----------------------------------------------


Check out New York Times story: "A Socialite, a Gardener, a Message in Blood: The Murder That Still Grips France,"  - at the link below.

 "His supporters argue that Ms. Marchal’s real killer was able to prop the bed against the door while leaving the basement and wrote the messages to avoid detection by framing the gardener.

An empty handbag was not proof of theft, they said, and no jewels or other valuables went missing. Most important, neither Mr. Raddad’s DNA nor his fingerprints were ever found at the crime scene.

In 2015, new DNA technology led to a discovery at the scene of the traces of four unknown men. An expert for Mr. Raddad subsequently identified the presence of 35 traces of DNA from one unknown man that was mixed with the second message written in the victim’s blood, said Ms. Noachovitch, Mr. Raddad’s lawyer.
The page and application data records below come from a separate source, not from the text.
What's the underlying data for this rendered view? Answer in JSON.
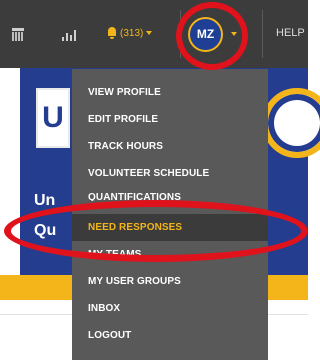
{
  "colors": {
    "topbar": "#3c3c3c",
    "accent": "#f3b51a",
    "menu_bg": "#595959",
    "menu_active_bg": "#3b3b3b",
    "banner": "#243d8f",
    "annotation": "#e0121b"
  },
  "nav": {
    "icons": [
      "calendar-icon",
      "chart-icon",
      "bell-icon",
      "chevron-down-icon"
    ],
    "notifications_label": "(313)",
    "avatar_initials": "MZ",
    "help_label": "HELP"
  },
  "banner": {
    "logo_letter": "U",
    "line1": "Un",
    "line2": "Qu"
  },
  "menu": {
    "items": [
      {
        "label": "VIEW PROFILE"
      },
      {
        "label": "EDIT PROFILE"
      },
      {
        "label": "TRACK HOURS"
      },
      {
        "label": "VOLUNTEER SCHEDULE"
      },
      {
        "label": "QUANTIFICATIONS"
      },
      {
        "label": "NEED RESPONSES",
        "active": true
      },
      {
        "label": "MY TEAMS"
      },
      {
        "label": "MY USER GROUPS"
      },
      {
        "label": "INBOX"
      },
      {
        "label": "LOGOUT"
      }
    ]
  }
}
“This DNA must belong to the killer,” Ms. Noachovitch said, arguing that it was very unlikely that it came from investigators or others who contaminated the scene.

https://www.nytimes.com/2021/11/20/world/europe/france-murder-ghislaine-marchal-omar-raddad.html


----------------------------------------------

PUBLISHER'S NOTE: I am monitoring this case/issue. Keep your eye on the Charles Smith Blog for reports on developments. The Toronto Star, my previous employer for more than twenty incredible years, has put considerable effort into exposing the harm caused by Dr. Charles Smith and his protectors - and into pushing for reform of Ontario's forensic pediatric pathology system. The Star has a "topic"  section which focuses on recent stories related to Dr. Charles Smith. It can be found at: http://www.thestar.com/topic/charlessmith. Information on "The Charles Smith Blog Award"- and its nomination process - can be found at: http://smithforensic.blogspot.com/2011/05/charles-smith-blog-award-nominations.html Please send any comments or information on other cases and issues of interest to the readers of this blog to: hlevy15@gmail.com.  Harold Levy: Publisher: The Charles Smith Blog;
-----------------------------------------------------------------
FINAL WORD:  (Applicable to all of our wrongful conviction cases):  "Whenever there is a wrongful conviction, it exposes errors in our criminal legal system, and we hope that this case — and lessons from it — can prevent future injustices."
Lawyer Radha Natarajan:
Executive Director: New England Innocence Project;
—————————————————————————————————
FINAL, FINAL WORD: "Since its inception, the Innocence Project has pushed the criminal legal system to confront and correct the laws and policies that cause and contribute to wrongful convictions.   They never shied away from the hard cases — the ones involving eyewitness identifications, confessions, and bite marks. Instead, in the course of presenting scientific evidence of innocence, they've exposed the unreliability of evidence that was, for centuries, deemed untouchable." So true!
Christina Swarns: Executive Director: The Innocence Project;

-----------------------------------------------------------------------------
FINAL, FINAL, FINAL WORD: "It is incredibly easy to convict an innocent person, but it's exceedingly difficult to undo such a devastating injustice. 
Jennifer Givens: DirectorL UVA Innocence Project.